|WO2003007705A1||Jul 12, 2002||Jan 30, 2003||Therapeutic Foods Ltd||Populations of dairy cows producing milk with desirable characteristics and methods of making and using same|
|WO2003007706A1||Jul 17, 2002||Jan 30, 2003||Taylor Grahame Douglas||A fish-hook|
|1||Collection of Masking and Painter's Tapes; http://www.cornerhard.com/hardware/Paint_Supplies/Masking_Tape_Drop_Cloths-11; (believed to have been offered for sale in U.S. prior to Feb. 20, 2002).|
|2||Description of automatically advanced plug device.|
|3||Description of experimental masking device.|
|Citing Patent||Filing date||Publication date||Applicant||Title|
|US7371284 *||Nov 2, 2004||May 13, 2008||Denso Corporation||Powder coating apparatus and method of manufacturing stator of rotary electric machine|
|US7415958 *||Aug 4, 2005||Aug 26, 2008||Daimler Ag||Process for processing cylinder crankcases having sprayed cylinder barrels|
|US7823284 *||Jan 26, 2006||Nov 2, 2010||Nissan Motor Co., Ltd.||Masking an engine block during coating application|

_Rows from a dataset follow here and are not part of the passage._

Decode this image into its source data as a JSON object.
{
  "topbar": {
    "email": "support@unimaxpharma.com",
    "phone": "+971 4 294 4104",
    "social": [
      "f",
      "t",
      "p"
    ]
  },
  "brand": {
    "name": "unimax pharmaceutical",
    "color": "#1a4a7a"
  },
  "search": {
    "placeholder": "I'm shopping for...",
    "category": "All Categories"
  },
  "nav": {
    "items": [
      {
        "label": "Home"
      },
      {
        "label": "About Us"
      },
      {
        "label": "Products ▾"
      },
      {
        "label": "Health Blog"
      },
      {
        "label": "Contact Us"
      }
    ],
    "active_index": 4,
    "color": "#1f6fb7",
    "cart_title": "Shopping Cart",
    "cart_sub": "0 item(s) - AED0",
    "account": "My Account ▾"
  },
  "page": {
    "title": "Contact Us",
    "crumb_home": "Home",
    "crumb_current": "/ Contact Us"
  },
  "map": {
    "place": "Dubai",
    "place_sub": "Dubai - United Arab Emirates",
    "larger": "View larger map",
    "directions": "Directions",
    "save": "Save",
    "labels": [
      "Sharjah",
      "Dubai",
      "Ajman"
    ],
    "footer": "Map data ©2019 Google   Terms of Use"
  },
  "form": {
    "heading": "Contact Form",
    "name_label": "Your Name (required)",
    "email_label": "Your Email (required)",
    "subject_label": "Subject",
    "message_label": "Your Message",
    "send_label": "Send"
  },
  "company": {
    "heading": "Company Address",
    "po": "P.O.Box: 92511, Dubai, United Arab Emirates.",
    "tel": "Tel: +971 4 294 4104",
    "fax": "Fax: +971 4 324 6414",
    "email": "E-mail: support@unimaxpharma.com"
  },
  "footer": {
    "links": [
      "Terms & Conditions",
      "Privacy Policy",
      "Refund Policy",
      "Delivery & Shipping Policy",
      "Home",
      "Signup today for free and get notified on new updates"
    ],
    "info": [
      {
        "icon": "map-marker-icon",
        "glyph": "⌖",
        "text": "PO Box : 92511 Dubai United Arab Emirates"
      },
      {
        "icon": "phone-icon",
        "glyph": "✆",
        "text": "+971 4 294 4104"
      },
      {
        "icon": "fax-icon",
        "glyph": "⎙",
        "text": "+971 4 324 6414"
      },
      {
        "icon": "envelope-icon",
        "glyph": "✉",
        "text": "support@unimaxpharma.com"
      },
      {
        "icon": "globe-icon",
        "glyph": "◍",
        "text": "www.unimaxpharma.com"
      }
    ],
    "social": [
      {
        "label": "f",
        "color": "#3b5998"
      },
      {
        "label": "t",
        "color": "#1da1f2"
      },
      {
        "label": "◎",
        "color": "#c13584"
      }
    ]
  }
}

|US8479680||Sep 20, 2010||Jul 9, 2013||Nissan Motor Co., Ltd.||Engine block coating system|
|US20050123679 *||Nov 2, 2004||Jun 9, 2005||Denso Corporation||Powder coating apparatus and method of manufacturing stator of rotary electric machine|
|US20060032473 *||Aug 4, 2005||Feb 16, 2006||Jens Boehm||Process for processing cylinder crankcases having sprayed cylinder barrels|
|U.S. Classification||118/504, 118/505|
|International Classification||B05B13/06, B05B15/04|
|Cooperative Classification||B05B15/045, B05B13/0609|
|Feb 20, 2002||AS||Assignment|
Owner name: INGERSOLL CINETIC AUTOMATION CORPORATION, MICHIGAN
Free format text: ASSIGNMENT OF ASSIGNORS INTEREST;ASSIGNORS:RICE EDWIN E.;MUNOZ, JOSE P.;REEL/FRAME:012610/0857;SIGNING DATES FROM 20020201 TO 20020214
|Feb 11, 2004||AS||Assignment|
|Dec 28, 2004||CC||Certificate of correction|
|Aug 24, 2007||FPAY||Fee payment|
Year of fee payment: 4
|Nov 28, 2011||REMI||Maintenance fee reminder mailed|
|Apr 13, 2012||LAPS||Lapse for failure to pay maintenance fees|
|Jun 5, 2012||FP||Expired due to failure to pay maintenance fee|
Effective date: 20120413